Exercise prompt: Below are the records; collect from them each line containing the string "Trip".

=== Begin Enclosure ===

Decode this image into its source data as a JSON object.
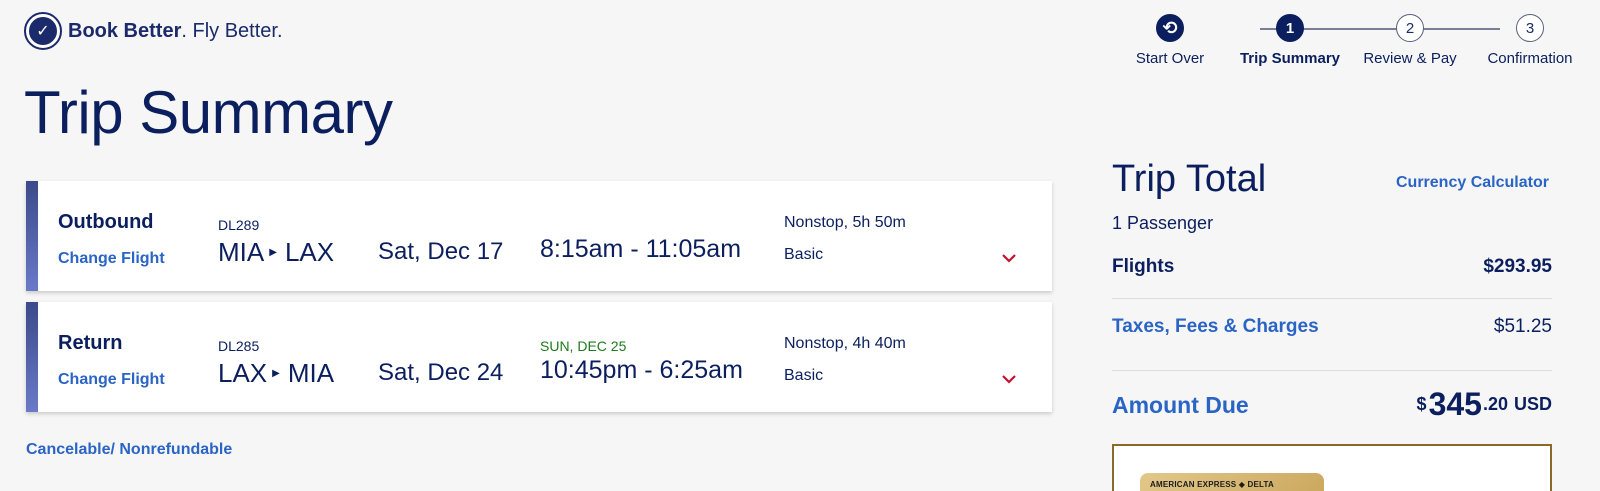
{
  "header": {
    "logo_bold": "Book Better",
    "logo_rest": ". Fly Better."
  },
  "stepper": {
    "steps": [
      {
        "icon": "⟲",
        "label": "Start Over",
        "state": "startover"
      },
      {
        "icon": "1",
        "label": "Trip Summary",
        "state": "active"
      },
      {
        "icon": "2",
        "label": "Review & Pay",
        "state": "pending"
      },
      {
        "icon": "3",
        "label": "Confirmation",
        "state": "pending"
      }
    ]
  },
  "page": {
    "title": "Trip Summary"
  },
  "flights": [
    {
      "direction": "Outbound",
      "change_label": "Change Flight",
      "flight_number": "DL289",
      "origin": "MIA",
      "destination": "LAX",
      "date": "Sat, Dec 17",
      "arrival_note": "",
      "time": "8:15am - 11:05am",
      "stops": "Nonstop, 5h 50m",
      "fare_class": "Basic"
    },
    {
      "direction": "Return",
      "change_label": "Change Flight",
      "flight_number": "DL285",
      "origin": "LAX",
      "destination": "MIA",
      "date": "Sat, Dec 24",
      "arrival_note": "SUN, DEC 25",
      "time": "10:45pm - 6:25am",
      "stops": "Nonstop, 4h 40m",
      "fare_class": "Basic"
    }
  ],
  "fare_note": "Cancelable/ Nonrefundable",
  "summary": {
    "title": "Trip Total",
    "currency_link": "Currency Calculator",
    "passengers": "1 Passenger",
    "flights_label": "Flights",
    "flights_amount": "$293.95",
    "taxes_label": "Taxes, Fees & Charges",
    "taxes_amount": "$51.25",
    "due_label": "Amount Due",
    "due_currency_symbol": "$",
    "due_whole": "345",
    "due_cents": ".20",
    "due_code": "USD"
  },
  "promo": {
    "card_text": "AMERICAN EXPRESS   ◆ DELTA"
  },
  "colors": {
    "navy": "#0b1f5e",
    "link_blue": "#2a64c5",
    "red_chevron": "#c8102e",
    "green_note": "#1e7a1e"
  }
}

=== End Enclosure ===

Answer below:
        "label": "Trip Summary",
    "title": "Trip Summary"
    "title": "Trip Total",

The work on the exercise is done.